What is a Blank Check Shell?

OTC Markets microcap companies are often former shells.   Unfortunately for their shareholders, Rule 144 opinion letters cannot be used to clear stock for former blank check shells unless the Issuer is an SEC filer and meets the requirements of the Evergreen Rule.

However, an experienced securities lawyer may have other options under Section 4(a)(1).

A blank check company or “blank check shell” is a development stage company that has

  1. no specific business plan or purpose or
  2. has indicated its business plan is to engage in a merger or acquisition with an unidentified company.
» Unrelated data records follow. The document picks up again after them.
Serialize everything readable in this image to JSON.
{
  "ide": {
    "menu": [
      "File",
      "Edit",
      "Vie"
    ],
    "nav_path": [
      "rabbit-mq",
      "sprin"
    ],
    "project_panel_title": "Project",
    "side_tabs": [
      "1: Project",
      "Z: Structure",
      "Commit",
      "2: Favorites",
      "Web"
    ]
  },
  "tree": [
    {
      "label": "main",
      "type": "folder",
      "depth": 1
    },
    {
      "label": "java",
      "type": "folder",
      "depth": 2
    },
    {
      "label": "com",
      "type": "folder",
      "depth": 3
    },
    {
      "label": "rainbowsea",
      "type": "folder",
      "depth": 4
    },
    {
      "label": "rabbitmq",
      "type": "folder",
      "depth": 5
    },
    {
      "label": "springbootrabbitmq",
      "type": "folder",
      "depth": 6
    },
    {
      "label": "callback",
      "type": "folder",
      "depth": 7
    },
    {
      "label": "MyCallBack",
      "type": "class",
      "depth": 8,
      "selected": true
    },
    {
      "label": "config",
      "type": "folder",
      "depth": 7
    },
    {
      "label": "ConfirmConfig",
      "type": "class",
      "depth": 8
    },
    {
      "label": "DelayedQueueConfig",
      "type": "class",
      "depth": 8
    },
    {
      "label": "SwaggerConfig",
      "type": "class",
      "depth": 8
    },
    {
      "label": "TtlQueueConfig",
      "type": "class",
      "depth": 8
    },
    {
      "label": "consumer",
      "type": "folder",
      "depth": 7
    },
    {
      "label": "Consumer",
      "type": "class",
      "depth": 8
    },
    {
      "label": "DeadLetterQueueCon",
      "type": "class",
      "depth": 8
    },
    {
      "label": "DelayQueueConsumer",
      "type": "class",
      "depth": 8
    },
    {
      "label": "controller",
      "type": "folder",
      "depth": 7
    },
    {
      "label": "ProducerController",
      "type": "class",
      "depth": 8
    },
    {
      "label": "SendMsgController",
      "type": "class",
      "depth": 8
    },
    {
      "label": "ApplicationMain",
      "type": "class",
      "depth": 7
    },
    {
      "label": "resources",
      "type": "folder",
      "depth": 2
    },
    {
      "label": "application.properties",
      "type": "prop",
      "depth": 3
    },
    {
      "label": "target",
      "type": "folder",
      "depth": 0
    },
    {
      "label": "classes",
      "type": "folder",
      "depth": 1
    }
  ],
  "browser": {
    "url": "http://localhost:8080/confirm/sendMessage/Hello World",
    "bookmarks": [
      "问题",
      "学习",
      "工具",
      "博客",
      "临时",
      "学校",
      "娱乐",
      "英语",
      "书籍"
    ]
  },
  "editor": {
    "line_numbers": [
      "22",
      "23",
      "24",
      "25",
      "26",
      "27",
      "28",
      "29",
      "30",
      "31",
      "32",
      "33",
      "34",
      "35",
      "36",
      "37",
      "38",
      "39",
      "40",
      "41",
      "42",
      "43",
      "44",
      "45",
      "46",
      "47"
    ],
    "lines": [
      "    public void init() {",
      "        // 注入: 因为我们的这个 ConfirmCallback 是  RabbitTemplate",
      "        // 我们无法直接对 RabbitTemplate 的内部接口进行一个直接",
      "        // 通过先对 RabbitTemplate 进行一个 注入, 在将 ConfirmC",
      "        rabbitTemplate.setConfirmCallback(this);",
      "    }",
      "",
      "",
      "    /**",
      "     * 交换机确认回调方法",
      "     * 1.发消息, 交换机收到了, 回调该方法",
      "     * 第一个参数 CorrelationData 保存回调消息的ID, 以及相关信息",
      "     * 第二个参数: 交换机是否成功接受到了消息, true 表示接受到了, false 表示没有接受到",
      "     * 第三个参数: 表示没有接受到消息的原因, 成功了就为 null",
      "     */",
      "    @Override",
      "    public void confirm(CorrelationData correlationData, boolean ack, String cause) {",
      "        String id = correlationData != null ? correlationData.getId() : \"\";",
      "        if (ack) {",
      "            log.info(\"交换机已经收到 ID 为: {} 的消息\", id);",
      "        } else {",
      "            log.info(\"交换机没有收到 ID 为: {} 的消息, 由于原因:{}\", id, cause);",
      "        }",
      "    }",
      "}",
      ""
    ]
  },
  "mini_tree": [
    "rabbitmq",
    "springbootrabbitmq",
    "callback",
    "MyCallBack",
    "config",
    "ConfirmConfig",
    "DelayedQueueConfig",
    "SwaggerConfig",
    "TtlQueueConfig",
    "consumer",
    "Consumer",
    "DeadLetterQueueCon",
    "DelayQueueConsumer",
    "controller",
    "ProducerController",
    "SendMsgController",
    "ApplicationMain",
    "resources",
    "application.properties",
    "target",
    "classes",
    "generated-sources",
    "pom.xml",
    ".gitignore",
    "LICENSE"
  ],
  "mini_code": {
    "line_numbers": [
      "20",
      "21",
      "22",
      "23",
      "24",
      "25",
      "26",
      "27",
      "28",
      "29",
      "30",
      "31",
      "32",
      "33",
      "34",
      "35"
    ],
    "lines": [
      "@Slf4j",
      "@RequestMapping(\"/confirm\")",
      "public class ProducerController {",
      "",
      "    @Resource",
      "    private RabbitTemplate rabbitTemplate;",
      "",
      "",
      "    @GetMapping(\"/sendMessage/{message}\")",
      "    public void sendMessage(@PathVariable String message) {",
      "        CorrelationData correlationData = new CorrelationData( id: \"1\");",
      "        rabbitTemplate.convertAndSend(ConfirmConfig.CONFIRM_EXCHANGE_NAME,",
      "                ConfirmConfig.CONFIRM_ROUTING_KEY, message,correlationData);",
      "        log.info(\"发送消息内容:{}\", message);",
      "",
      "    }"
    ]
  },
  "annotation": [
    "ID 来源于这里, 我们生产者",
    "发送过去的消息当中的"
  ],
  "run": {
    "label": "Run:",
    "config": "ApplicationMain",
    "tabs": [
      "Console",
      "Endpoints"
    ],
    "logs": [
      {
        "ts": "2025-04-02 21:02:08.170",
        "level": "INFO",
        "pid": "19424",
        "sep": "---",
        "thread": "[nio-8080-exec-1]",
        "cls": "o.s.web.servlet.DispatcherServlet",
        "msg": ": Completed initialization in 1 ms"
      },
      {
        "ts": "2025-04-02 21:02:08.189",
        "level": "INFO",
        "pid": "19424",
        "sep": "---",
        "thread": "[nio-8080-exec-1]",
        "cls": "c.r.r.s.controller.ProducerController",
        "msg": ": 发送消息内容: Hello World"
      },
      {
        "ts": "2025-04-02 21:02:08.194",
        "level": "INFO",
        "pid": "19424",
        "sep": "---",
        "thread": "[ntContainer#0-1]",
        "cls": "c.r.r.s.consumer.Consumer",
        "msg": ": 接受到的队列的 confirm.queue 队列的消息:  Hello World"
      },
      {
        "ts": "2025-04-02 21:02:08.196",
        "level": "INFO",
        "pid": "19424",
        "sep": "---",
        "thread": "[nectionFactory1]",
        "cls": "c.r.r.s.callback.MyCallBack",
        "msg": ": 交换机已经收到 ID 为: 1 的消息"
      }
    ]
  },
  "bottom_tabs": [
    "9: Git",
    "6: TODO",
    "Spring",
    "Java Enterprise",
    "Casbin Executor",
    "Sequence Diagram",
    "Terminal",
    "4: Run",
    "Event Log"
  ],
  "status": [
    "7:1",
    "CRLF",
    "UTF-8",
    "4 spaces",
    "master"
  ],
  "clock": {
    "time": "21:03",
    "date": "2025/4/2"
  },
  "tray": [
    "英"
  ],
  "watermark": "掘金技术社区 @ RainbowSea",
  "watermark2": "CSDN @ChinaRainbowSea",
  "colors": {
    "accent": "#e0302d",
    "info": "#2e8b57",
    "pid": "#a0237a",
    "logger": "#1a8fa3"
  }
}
These blank check companies are also commonly known as “419 shells”  or “Form 10 shells.”

The Evergreen Rule in Layman’s Terms

Even once these companies do merge with an operating business, they are forever known as “former shells” and Rule 144 opinions can only be issued under certain circumstances under the “Evergreen Rule.”
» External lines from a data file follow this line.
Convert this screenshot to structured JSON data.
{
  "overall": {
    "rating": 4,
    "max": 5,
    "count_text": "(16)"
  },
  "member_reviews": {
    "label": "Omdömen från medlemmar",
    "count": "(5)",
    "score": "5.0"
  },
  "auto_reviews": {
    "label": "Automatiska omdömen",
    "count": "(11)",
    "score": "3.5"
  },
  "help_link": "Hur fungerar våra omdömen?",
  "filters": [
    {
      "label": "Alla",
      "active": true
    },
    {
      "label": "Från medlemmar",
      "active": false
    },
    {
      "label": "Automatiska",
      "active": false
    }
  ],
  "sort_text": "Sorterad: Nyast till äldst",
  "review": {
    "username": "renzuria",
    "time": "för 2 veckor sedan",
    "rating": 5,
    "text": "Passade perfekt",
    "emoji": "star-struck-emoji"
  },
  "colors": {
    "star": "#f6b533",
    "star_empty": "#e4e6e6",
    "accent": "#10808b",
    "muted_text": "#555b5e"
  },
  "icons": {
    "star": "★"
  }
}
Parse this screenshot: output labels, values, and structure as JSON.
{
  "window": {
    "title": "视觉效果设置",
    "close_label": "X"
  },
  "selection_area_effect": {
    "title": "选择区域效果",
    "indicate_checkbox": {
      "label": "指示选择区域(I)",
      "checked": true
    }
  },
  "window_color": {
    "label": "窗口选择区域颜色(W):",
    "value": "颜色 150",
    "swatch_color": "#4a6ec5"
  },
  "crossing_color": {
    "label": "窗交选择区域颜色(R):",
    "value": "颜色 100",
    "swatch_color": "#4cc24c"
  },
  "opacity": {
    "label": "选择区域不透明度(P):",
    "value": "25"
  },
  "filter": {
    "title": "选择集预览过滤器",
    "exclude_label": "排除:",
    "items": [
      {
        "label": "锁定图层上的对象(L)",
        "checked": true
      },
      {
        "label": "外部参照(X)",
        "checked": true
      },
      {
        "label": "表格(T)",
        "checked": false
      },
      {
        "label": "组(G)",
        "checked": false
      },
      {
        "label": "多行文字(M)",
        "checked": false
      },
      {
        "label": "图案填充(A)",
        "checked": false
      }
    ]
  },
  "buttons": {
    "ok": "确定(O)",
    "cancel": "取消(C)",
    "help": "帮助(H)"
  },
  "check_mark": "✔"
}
The Evergreen Rule basically means that unless an Issuer is an SEC filer, and has filed “Form 10 Information” including audited financials for one year post shell status, and is current in its SEC filings, Rule 144 can never be used.  As soon as a former shell becomes delinquent in its SEC filings, Rule 144 is not an option.

Unless the Evergreen Rule is satisfied, the SEC does not allow shareholders of former 419 shells to use use Rule 144 as an exemption from the registration requirements when selling stock.
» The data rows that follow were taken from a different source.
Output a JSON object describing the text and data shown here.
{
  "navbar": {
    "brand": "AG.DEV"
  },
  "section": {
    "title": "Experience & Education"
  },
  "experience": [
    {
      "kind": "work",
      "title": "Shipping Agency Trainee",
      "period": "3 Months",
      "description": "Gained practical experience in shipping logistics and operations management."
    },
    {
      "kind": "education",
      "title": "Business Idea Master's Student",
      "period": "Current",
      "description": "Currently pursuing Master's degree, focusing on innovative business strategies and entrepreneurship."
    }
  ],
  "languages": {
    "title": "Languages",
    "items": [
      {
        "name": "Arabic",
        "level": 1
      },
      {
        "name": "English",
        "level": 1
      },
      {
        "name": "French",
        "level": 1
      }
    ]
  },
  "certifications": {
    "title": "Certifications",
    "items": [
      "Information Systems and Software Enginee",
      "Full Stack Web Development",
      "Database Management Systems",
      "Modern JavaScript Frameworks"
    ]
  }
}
Section 4(a)(1) May Be Used to Clear Stock of Former Shells

A Section 4(a)(1) legal opinion may be possible if the securities are greater than 2 years old and the Shareholder is not an underwriter or dealer.

A microcap securities attorney familiar with issuing legal opinions for former shells under Section 4(a)(1) can review your documents at no cost to determine if this alternative to Rule 144 can be used.

 

When is Section 4(1) an Alternative to Rule 144?

Shareholders in OTC microcap public companies seeking legal opinions are not always able to clear stock under Rule 144.

Rule 144 is not available if the Issuer is a shell company.

The SEC defines a shell company as an Issuer which has

  1. Nominal operations;
  2. Assets consisting solely of cash and cash equivalents; or 
  3. Assets consisting of any amount of cash and cash equivalents and nominal other assets.

Rule 144 is not available if the Issuer is a non-reporting former shell.

Under the Evergreen Rule, a former shell cannot use Rule 144 to clear stock unless it becomes an SEC filer (by filing Form 10 information and becoming subject to the reporting requirements of the Securities Exchange Act of 1934).   The Issuer must also have filed SEC reports for the prior 12 months and be current in those filings.

Section 4(1) can be used by both current and former shell companies.

In contrast to Rule 144, shareholders holding restricted stock in current shell companies and former shells may be able to use Section 4(1) to clear their stock.

Section 4(1) may be available if

  1. The holding period is greater than Two (2) Years.  This is twice as long as required for non reporting companies under Rule 144;
  2. The shareholder is not an underwriter or dealer.   Unlike Rule 144, Affiliates cannot use Section 4(1) to clear restricted stock.